Every entry below is to be copied exactly as written.

++++

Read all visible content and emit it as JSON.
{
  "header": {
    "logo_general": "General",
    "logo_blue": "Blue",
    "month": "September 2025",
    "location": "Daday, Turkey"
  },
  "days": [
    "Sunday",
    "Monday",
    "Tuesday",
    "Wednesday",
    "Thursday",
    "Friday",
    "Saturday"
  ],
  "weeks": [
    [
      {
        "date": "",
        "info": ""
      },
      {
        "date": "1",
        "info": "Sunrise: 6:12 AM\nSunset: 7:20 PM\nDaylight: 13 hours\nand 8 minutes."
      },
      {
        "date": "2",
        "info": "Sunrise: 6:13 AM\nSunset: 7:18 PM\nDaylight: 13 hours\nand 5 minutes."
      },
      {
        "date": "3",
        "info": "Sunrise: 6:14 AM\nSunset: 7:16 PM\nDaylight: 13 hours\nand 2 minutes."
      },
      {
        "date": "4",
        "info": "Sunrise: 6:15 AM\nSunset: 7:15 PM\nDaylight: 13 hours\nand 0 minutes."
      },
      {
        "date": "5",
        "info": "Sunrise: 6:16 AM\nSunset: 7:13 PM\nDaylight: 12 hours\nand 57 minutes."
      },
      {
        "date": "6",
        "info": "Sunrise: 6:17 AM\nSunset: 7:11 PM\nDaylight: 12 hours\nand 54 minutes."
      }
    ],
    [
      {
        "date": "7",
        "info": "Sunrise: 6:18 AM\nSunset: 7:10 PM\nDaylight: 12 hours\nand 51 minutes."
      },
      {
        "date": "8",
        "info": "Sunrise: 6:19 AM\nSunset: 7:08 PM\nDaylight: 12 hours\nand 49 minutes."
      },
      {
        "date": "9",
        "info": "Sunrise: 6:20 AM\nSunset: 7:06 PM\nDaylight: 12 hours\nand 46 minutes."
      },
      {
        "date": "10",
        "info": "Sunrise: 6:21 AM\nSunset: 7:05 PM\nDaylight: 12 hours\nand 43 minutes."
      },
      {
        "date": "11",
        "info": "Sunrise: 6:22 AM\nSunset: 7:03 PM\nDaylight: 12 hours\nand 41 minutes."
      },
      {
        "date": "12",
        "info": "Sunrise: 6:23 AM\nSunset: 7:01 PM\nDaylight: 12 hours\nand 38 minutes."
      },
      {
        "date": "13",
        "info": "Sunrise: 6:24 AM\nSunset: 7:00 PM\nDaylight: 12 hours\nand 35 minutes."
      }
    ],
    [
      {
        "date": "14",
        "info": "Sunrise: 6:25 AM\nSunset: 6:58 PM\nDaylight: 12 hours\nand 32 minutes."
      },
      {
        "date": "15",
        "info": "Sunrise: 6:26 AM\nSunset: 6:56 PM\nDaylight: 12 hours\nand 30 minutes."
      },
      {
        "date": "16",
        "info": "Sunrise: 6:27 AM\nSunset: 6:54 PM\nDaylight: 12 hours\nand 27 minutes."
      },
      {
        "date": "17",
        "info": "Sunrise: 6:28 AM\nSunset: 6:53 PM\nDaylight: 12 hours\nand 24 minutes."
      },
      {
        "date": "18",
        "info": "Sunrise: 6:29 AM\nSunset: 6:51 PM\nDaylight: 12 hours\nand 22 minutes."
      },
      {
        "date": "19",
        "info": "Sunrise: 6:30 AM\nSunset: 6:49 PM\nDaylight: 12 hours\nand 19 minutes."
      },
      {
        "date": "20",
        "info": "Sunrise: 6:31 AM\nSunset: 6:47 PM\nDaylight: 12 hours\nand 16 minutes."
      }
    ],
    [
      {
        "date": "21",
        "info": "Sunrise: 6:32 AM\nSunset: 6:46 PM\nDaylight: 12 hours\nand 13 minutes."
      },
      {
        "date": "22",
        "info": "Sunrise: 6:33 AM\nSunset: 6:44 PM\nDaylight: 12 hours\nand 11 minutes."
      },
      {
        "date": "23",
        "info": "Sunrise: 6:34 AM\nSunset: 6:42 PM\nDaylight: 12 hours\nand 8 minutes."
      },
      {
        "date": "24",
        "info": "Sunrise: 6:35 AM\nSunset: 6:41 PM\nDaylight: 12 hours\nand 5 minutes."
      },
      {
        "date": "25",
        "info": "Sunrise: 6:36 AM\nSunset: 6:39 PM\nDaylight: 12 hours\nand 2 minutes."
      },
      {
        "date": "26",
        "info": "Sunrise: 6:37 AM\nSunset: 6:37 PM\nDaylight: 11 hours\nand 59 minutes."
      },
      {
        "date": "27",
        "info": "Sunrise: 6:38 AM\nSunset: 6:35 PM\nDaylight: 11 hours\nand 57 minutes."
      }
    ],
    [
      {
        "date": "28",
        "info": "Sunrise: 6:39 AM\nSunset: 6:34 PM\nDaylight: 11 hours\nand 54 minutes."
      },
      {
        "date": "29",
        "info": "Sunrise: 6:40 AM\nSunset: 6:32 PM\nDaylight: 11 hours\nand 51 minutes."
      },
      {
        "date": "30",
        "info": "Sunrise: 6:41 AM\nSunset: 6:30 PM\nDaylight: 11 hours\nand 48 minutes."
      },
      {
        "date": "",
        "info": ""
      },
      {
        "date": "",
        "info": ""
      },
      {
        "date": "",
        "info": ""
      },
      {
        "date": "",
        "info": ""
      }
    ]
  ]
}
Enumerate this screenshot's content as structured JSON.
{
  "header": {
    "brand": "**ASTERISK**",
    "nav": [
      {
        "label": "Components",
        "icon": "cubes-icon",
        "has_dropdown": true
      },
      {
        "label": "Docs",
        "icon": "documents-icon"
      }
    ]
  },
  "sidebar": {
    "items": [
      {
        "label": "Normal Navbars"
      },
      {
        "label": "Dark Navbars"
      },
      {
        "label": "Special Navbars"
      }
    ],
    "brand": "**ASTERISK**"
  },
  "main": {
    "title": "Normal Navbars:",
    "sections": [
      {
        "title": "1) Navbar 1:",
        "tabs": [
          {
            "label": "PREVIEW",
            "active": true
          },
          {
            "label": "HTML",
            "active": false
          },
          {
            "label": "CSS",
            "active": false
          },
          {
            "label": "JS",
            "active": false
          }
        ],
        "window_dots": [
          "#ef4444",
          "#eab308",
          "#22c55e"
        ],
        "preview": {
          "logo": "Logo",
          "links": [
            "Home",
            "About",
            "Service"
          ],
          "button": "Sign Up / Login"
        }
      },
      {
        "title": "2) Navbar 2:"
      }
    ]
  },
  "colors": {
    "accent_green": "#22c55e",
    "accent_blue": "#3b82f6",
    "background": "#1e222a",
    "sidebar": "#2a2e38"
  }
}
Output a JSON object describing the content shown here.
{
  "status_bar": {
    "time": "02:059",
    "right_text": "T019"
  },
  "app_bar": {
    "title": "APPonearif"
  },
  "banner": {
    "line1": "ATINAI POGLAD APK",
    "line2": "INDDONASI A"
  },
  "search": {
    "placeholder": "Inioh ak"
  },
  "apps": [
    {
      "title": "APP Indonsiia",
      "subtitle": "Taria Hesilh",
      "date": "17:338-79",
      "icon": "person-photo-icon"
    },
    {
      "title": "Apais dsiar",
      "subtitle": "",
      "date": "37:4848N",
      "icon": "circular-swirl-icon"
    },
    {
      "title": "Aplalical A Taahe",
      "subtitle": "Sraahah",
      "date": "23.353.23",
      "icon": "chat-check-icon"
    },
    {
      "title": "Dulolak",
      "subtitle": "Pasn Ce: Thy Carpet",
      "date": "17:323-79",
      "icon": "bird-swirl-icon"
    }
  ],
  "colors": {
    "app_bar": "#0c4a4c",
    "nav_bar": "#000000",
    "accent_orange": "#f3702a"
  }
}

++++

## SOLVED EXERCISE
Read all visible content and emit it as JSON.
{
  "header": {
    "logo_general": "General",
    "logo_blue": "Blue",
    "month": "September 2025",
    "location": "Daday, Turkey"
  },
  "days": [
    "Sunday",
    "Monday",
    "Tuesday",
    "Wednesday",
    "Thursday",
    "Friday",
    "Saturday"
  ],
  "weeks": [
    [
      {
        "date": "",
        "info": ""
      },
      {
        "date": "1",
        "info": "Sunrise: 6:12 AM\nSunset: 7:20 PM\nDaylight: 13 hours\nand 8 minutes."
      },
      {
        "date": "2",
        "info": "Sunrise: 6:13 AM\nSunset: 7:18 PM\nDaylight: 13 hours\nand 5 minutes."
      },
      {
        "date": "3",
        "info": "Sunrise: 6:14 AM\nSunset: 7:16 PM\nDaylight: 13 hours\nand 2 minutes."
      },
      {
        "date": "4",
        "info": "Sunrise: 6:15 AM\nSunset: 7:15 PM\nDaylight: 13 hours\nand 0 minutes."
      },
      {
        "date": "5",
        "info": "Sunrise: 6:16 AM\nSunset: 7:13 PM\nDaylight: 12 hours\nand 57 minutes."
      },
      {
        "date": "6",
        "info": "Sunrise: 6:17 AM\nSunset: 7:11 PM\nDaylight: 12 hours\nand 54 minutes."
      }
    ],
    [
      {
        "date": "7",
        "info": "Sunrise: 6:18 AM\nSunset: 7:10 PM\nDaylight: 12 hours\nand 51 minutes."
      },
      {
        "date": "8",
        "info": "Sunrise: 6:19 AM\nSunset: 7:08 PM\nDaylight: 12 hours\nand 49 minutes."
      },
      {
        "date": "9",
        "info": "Sunrise: 6:20 AM\nSunset: 7:06 PM\nDaylight: 12 hours\nand 46 minutes."
      },
      {
        "date": "10",
        "info": "Sunrise: 6:21 AM\nSunset: 7:05 PM\nDaylight: 12 hours\nand 43 minutes."
      },
      {
        "date": "11",
        "info": "Sunrise: 6:22 AM\nSunset: 7:03 PM\nDaylight: 12 hours\nand 41 minutes."
      },
      {
        "date": "12",
        "info": "Sunrise: 6:23 AM\nSunset: 7:01 PM\nDaylight: 12 hours\nand 38 minutes."
      },
      {
        "date": "13",
        "info": "Sunrise: 6:24 AM\nSunset: 7:00 PM\nDaylight: 12 hours\nand 35 minutes."
      }
    ],
    [
      {
        "date": "14",
        "info": "Sunrise: 6:25 AM\nSunset: 6:58 PM\nDaylight: 12 hours\nand 32 minutes."
      },
      {
        "date": "15",
        "info": "Sunrise: 6:26 AM\nSunset: 6:56 PM\nDaylight: 12 hours\nand 30 minutes."
      },
      {
        "date": "16",
        "info": "Sunrise: 6:27 AM\nSunset: 6:54 PM\nDaylight: 12 hours\nand 27 minutes."
      },
      {
        "date": "17",
        "info": "Sunrise: 6:28 AM\nSunset: 6:53 PM\nDaylight: 12 hours\nand 24 minutes."
      },
      {
        "date": "18",
        "info": "Sunrise: 6:29 AM\nSunset: 6:51 PM\nDaylight: 12 hours\nand 22 minutes."
      },
      {
        "date": "19",
        "info": "Sunrise: 6:30 AM\nSunset: 6:49 PM\nDaylight: 12 hours\nand 19 minutes."
      },
      {
        "date": "20",
        "info": "Sunrise: 6:31 AM\nSunset: 6:47 PM\nDaylight: 12 hours\nand 16 minutes."
      }
    ],
    [
      {
        "date": "21",
        "info": "Sunrise: 6:32 AM\nSunset: 6:46 PM\nDaylight: 12 hours\nand 13 minutes."
      },
      {
        "date": "22",
        "info": "Sunrise: 6:33 AM\nSunset: 6:44 PM\nDaylight: 12 hours\nand 11 minutes."
      },
      {
        "date": "23",
        "info": "Sunrise: 6:34 AM\nSunset: 6:42 PM\nDaylight: 12 hours\nand 8 minutes."
      },
      {
        "date": "24",
        "info": "Sunrise: 6:35 AM\nSunset: 6:41 PM\nDaylight: 12 hours\nand 5 minutes."
      },
      {
        "date": "25",
        "info": "Sunrise: 6:36 AM\nSunset: 6:39 PM\nDaylight: 12 hours\nand 2 minutes."
      },
      {
        "date": "26",
        "info": "Sunrise: 6:37 AM\nSunset: 6:37 PM\nDaylight: 11 hours\nand 59 minutes."
      },
      {
        "date": "27",
        "info": "Sunrise: 6:38 AM\nSunset: 6:35 PM\nDaylight: 11 hours\nand 57 minutes."
      }
    ],
    [
      {
        "date": "28",
        "info": "Sunrise: 6:39 AM\nSunset: 6:34 PM\nDaylight: 11 hours\nand 54 minutes."
      },
      {
        "date": "29",
        "info": "Sunrise: 6:40 AM\nSunset: 6:32 PM\nDaylight: 11 hours\nand 51 minutes."
      },
      {
        "date": "30",
        "info": "Sunrise: 6:41 AM\nSunset: 6:30 PM\nDaylight: 11 hours\nand 48 minutes."
      },
      {
        "date": "",
        "info": ""
      },
      {
        "date": "",
        "info": ""
      },
      {
        "date": "",
        "info": ""
      },
      {
        "date": "",
        "info": ""
      }
    ]
  ]
}
Enumerate this screenshot's content as structured JSON.
{
  "header": {
    "brand": "**ASTERISK**",
    "nav": [
      {
        "label": "Components",
        "icon": "cubes-icon",
        "has_dropdown": true
      },
      {
        "label": "Docs",
        "icon": "documents-icon"
      }
    ]
  },
  "sidebar": {
    "items": [
      {
        "label": "Normal Navbars"
      },
      {
        "label": "Dark Navbars"
      },
      {
        "label": "Special Navbars"
      }
    ],
    "brand": "**ASTERISK**"
  },
  "main": {
    "title": "Normal Navbars:",
    "sections": [
      {
        "title": "1) Navbar 1:",
        "tabs": [
          {
            "label": "PREVIEW",
            "active": true
          },
          {
            "label": "HTML",
            "active": false
          },
          {
            "label": "CSS",
            "active": false
          },
          {
            "label": "JS",
            "active": false
          }
        ],
        "window_dots": [
          "#ef4444",
          "#eab308",
          "#22c55e"
        ],
        "preview": {
          "logo": "Logo",
          "links": [
            "Home",
            "About",
            "Service"
          ],
          "button": "Sign Up / Login"
        }
      },
      {
        "title": "2) Navbar 2:"
      }
    ]
  },
  "colors": {
    "accent_green": "#22c55e",
    "accent_blue": "#3b82f6",
    "background": "#1e222a",
    "sidebar": "#2a2e38"
  }
}
Output a JSON object describing the content shown here.
{
  "status_bar": {
    "time": "02:059",
    "right_text": "T019"
  },
  "app_bar": {
    "title": "APPonearif"
  },
  "banner": {
    "line1": "ATINAI POGLAD APK",
    "line2": "INDDONASI A"
  },
  "search": {
    "placeholder": "Inioh ak"
  },
  "apps": [
    {
      "title": "APP Indonsiia",
      "subtitle": "Taria Hesilh",
      "date": "17:338-79",
      "icon": "person-photo-icon"
    },
    {
      "title": "Apais dsiar",
      "subtitle": "",
      "date": "37:4848N",
      "icon": "circular-swirl-icon"
    },
    {
      "title": "Aplalical A Taahe",
      "subtitle": "Sraahah",
      "date": "23.353.23",
      "icon": "chat-check-icon"
    },
    {
      "title": "Dulolak",
      "subtitle": "Pasn Ce: Thy Carpet",
      "date": "17:323-79",
      "icon": "bird-swirl-icon"
    }
  ],
  "colors": {
    "app_bar": "#0c4a4c",
    "nav_bar": "#000000",
    "accent_orange": "#f3702a"
  }
}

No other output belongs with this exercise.